A final observation concerns the nature of the appeals used by the candidates in the study. All of the appeals that are powerful and convincing involve appeals to emotion. This issue has two sides to it: the candidate and the audience. From the perspective of the audience, when our political speech involves emotional appeals and high symbolism, when our orators are expected to entertain rather than enlighten us, we will generate a certain kind of leader. Children learn to watch television at ever-earlier ages; they have developed a decreasing tolerance for things that do not come in tidy, emotionally appealing, and simple packages. Quite simply, people are not learning to listen to substantive rhetoric, and they are paying the price in leadership.

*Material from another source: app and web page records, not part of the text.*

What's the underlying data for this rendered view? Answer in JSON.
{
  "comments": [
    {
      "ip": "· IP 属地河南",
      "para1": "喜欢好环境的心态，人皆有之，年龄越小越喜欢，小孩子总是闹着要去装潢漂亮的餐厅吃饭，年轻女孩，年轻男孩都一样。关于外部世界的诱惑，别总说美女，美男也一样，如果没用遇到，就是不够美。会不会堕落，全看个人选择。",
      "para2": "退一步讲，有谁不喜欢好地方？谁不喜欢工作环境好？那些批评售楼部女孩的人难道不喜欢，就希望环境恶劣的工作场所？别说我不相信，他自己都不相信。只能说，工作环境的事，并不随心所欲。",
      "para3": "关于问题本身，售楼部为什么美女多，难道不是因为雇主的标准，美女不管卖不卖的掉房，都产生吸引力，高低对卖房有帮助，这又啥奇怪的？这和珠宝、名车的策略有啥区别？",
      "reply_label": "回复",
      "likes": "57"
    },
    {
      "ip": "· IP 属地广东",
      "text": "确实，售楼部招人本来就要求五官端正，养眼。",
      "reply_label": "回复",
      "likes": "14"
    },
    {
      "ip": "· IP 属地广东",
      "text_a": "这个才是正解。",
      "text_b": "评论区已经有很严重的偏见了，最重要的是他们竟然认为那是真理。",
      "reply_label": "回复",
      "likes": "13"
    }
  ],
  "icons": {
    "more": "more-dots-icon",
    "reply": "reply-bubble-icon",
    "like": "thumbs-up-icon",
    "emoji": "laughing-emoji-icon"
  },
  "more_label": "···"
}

From the perspective of the candidates, when they appeal to reason they become dry and their rhetoric loses much of its force. This is a disturbing development. For in focusing on emotional appeals, political speakers are contributing to a debasement of our political speech and political symbolism. The symbols being used become cheapened; their meanings become less well defined. They are routes to an emotional reaction, and serve as ends in themselves rather than as tools for communicating about substantive and important issues.
The question is really one of the connection between good rhetoric and good politics. Reagan and Hart, for example, are masterful in their use of emotional appeals and evocative symbolism. But what kind of politics does this rhetoric lead us to? Political scientists are increasingly concerned with the question of image over substance in our national politics. Nowhere is this issue more clear than in the rhetoric of the candidates for national office.
Portions of this chapter were presented at the Annual Meeting of the American Political Science Association, Washington, D.C., August